Even if not pinpointed and engaged in the North Pacific 4-5 days before the intended Pearl Harbor attack date, Nagumo and Japan are screwed! The surprise needed for success is gone, there is no plausible peaceful reason for the Kido Butai to have been discovered where they are, and now they've gone and sunk a neutral vessel. Nagumo will be forced to break off and return to Japan without attacking and will likely commit suicide. The sham negotiations in Washington blow up, Russia tears up its Non-Aggression Pact with Japan, public opinion goes from being isolationist to Gung Ho and the U.S. goes on a war footing.
 
Had any advance warning been issued, how would Lieutenant Kermit Tyler at Fort Shafter’s Intercept Center have evaluated the radar contact from the Opana Radar site?
 
It occurred on either 2 or 3 December when the Kido Butai was either due north or slightly northeast of Midway, and at a distance far beyond any normal patrol search from Midway during peacetime...

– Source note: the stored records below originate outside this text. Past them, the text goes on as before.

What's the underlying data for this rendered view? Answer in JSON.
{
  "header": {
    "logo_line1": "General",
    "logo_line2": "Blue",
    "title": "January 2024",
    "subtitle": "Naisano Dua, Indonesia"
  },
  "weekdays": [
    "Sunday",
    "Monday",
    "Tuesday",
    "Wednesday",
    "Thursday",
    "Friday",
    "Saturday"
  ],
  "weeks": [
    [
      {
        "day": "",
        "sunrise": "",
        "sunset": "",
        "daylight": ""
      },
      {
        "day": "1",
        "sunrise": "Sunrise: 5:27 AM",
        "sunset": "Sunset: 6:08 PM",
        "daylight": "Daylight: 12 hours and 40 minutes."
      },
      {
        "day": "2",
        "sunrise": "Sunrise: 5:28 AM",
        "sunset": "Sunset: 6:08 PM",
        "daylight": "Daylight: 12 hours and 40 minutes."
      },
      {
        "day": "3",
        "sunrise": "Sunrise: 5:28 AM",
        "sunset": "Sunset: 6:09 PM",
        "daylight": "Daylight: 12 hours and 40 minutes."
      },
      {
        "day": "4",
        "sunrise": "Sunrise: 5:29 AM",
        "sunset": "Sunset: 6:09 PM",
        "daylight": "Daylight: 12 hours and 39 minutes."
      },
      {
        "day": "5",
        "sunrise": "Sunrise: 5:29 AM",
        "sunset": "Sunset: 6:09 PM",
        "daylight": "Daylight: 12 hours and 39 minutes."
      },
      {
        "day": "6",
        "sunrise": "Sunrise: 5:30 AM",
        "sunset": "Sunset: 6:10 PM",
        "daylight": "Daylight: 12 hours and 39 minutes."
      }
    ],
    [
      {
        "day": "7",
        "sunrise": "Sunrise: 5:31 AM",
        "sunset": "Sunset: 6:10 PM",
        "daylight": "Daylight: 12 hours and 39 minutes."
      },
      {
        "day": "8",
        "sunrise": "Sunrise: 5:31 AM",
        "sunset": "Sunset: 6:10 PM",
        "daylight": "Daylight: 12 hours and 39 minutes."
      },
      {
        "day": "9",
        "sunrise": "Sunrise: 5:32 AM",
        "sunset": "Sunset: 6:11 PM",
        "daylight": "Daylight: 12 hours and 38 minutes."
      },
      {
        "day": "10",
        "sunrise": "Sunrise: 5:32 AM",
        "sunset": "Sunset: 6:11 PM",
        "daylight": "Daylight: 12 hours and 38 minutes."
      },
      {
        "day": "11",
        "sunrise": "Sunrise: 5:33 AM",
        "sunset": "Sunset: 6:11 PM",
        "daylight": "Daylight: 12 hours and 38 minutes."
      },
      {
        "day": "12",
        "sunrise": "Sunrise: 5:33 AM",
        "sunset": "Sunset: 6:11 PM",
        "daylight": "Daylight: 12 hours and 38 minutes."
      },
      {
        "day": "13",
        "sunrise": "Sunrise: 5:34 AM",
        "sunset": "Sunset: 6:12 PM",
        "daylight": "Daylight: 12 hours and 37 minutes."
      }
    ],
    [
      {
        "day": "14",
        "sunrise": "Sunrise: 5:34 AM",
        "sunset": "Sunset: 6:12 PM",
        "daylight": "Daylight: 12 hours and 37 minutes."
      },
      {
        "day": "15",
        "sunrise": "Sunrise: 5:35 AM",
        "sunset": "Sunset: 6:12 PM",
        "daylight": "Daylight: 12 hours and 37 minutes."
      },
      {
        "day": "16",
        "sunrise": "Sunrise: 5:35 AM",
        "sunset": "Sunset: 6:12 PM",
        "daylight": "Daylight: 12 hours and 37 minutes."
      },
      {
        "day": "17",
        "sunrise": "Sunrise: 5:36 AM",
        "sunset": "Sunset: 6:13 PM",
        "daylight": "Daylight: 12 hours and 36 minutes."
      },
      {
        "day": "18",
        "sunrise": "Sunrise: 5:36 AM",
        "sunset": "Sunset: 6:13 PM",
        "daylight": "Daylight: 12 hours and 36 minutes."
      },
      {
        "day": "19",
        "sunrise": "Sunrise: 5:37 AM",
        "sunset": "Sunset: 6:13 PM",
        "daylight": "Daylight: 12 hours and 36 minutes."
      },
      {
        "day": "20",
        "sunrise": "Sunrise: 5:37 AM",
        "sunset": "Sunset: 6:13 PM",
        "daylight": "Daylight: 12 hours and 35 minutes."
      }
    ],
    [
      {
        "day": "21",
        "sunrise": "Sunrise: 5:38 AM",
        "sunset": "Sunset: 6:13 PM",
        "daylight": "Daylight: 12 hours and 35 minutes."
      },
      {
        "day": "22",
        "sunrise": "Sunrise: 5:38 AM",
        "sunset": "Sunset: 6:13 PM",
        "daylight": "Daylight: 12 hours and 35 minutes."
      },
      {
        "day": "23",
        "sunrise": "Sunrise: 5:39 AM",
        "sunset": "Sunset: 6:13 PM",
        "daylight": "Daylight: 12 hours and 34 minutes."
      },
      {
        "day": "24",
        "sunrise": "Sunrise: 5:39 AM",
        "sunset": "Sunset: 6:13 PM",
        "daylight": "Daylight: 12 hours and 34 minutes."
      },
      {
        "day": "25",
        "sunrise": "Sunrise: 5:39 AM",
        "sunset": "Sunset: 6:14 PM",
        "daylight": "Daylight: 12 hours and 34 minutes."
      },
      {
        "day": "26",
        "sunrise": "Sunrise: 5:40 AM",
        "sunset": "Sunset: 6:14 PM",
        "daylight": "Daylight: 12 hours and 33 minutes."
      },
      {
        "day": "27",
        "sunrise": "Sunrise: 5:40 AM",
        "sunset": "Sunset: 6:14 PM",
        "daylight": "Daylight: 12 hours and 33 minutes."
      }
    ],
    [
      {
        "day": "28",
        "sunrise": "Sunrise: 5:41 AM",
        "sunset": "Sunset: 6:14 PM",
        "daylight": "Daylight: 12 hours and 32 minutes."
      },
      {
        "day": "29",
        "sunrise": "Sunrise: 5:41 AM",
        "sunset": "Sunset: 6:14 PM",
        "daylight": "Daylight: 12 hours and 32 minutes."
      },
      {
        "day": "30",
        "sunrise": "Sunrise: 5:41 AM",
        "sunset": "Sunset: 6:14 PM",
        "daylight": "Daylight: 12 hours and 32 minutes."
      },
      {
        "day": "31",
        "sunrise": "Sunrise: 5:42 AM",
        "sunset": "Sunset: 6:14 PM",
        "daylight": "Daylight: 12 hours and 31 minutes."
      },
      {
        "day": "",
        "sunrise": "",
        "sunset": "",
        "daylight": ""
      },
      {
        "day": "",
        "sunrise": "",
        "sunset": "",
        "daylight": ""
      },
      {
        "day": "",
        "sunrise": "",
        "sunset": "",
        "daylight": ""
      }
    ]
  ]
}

Nagumo is reported to have issued orders on 4 Dec, about the time his fleet turned south for the final run in to Hawaii, that his surface combatants were to sink any enemy or neutral ship that might broadcast their presence.
Thank you so much; I completely missed this one, despite owning a copy of Juzo Mori's book. Now we understand why nothing happpened; the Soviet vessel was spotted by a sub scouting ahead for Kido Butai and it never came within spotting distance of the fleet.

The bolded portion really should quash any notion that the Japanese would have acted innocent and calmly turned around if spotted.
 
Had any advance warning been issued, how would Lieutenant Kermit Tyler at Fort Shafter’s Intercept Center have evaluated the radar contact from the Opana Radar site?
Full alert would probably have the radar operators interpret anything on their screens as hostile. I predict at least one friendly fire incident occurring as a result.
 
i agree entirely with your points - however I also note that Clark Field had three different pursuit formations in the air and none of them managed to intercept the G4M strike that wiped out half of the FEAF's B-17s in one fell swoop.

It's just as possible that the torpedo planes and level bombers proceed serenely to annihilate Battleship Row as OTL, while the pursuit squadrons get into turning fights over their airfields and actually end up with the worse of the exchange because they are playing to the A6Ms' strengths.
IOTL the Clark Field pursuit squadrons were caught wrong footed and outnumbered by Yokoyama and Shingo's A6Ms - not all that many of them were airborne. Had they been ready and waiting, the rikkos might have suffered. Will thoroughly concede that given how the American pilots had exactly nil knowledge of how to fight the A6M, they might suffer serious casualties in turning fights against their more agile enemies, but at the end of the day I foresee sheer numbers ultimately prevailing.
 
Top